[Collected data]
•••

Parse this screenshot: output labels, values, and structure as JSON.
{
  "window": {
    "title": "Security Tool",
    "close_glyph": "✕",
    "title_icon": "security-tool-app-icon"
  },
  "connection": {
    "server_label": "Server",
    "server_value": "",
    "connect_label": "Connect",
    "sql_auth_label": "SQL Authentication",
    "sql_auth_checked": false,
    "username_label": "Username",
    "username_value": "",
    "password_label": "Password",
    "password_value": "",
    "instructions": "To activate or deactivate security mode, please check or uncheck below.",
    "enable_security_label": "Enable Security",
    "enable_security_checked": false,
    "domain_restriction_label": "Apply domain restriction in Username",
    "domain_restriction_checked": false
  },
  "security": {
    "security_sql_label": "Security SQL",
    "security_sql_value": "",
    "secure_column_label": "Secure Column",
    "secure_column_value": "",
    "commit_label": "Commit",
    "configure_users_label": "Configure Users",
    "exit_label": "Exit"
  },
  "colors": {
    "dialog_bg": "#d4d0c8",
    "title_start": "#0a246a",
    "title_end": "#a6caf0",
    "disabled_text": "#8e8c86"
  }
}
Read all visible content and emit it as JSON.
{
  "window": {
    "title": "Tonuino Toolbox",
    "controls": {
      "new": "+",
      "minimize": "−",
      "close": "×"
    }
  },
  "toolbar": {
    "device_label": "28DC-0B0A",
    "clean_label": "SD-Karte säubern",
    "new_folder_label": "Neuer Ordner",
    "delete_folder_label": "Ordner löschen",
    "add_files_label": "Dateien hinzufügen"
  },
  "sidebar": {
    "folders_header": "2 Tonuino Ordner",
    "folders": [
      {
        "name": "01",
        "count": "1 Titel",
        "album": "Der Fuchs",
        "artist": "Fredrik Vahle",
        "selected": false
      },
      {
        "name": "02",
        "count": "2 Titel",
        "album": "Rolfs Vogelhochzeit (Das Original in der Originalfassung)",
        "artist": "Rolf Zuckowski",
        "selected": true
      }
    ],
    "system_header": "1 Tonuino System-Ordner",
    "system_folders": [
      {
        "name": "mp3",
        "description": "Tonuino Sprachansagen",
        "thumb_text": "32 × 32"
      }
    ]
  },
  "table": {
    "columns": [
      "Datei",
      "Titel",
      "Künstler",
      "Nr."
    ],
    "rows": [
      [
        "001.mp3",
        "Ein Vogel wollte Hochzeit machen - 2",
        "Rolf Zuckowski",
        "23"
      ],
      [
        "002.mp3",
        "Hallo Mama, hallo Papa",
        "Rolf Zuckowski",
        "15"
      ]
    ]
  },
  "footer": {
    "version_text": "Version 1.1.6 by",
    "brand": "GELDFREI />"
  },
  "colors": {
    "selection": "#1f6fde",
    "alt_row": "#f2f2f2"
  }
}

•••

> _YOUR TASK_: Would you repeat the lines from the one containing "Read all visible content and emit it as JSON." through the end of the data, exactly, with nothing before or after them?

> _SOLUTION FOR THIS TASK_:
Read all visible content and emit it as JSON.
{
  "window": {
    "title": "Tonuino Toolbox",
    "controls": {
      "new": "+",
      "minimize": "−",
      "close": "×"
    }
  },
  "toolbar": {
    "device_label": "28DC-0B0A",
    "clean_label": "SD-Karte säubern",
    "new_folder_label": "Neuer Ordner",
    "delete_folder_label": "Ordner löschen",
    "add_files_label": "Dateien hinzufügen"
  },
  "sidebar": {
    "folders_header": "2 Tonuino Ordner",
    "folders": [
      {
        "name": "01",
        "count": "1 Titel",
        "album": "Der Fuchs",
        "artist": "Fredrik Vahle",
        "selected": false
      },
      {
        "name": "02",
        "count": "2 Titel",
        "album": "Rolfs Vogelhochzeit (Das Original in der Originalfassung)",
        "artist": "Rolf Zuckowski",
        "selected": true
      }
    ],
    "system_header": "1 Tonuino System-Ordner",
    "system_folders": [
      {
        "name": "mp3",
        "description": "Tonuino Sprachansagen",
        "thumb_text": "32 × 32"
      }
    ]
  },
  "table": {
    "columns": [
      "Datei",
      "Titel",
      "Künstler",
      "Nr."
    ],
    "rows": [
      [
        "001.mp3",
        "Ein Vogel wollte Hochzeit machen - 2",
        "Rolf Zuckowski",
        "23"
      ],
      [
        "002.mp3",
        "Hallo Mama, hallo Papa",
        "Rolf Zuckowski",
        "15"
      ]
    ]
  },
  "footer": {
    "version_text": "Version 1.1.6 by",
    "brand": "GELDFREI />"
  },
  "colors": {
    "selection": "#1f6fde",
    "alt_row": "#f2f2f2"
  }
}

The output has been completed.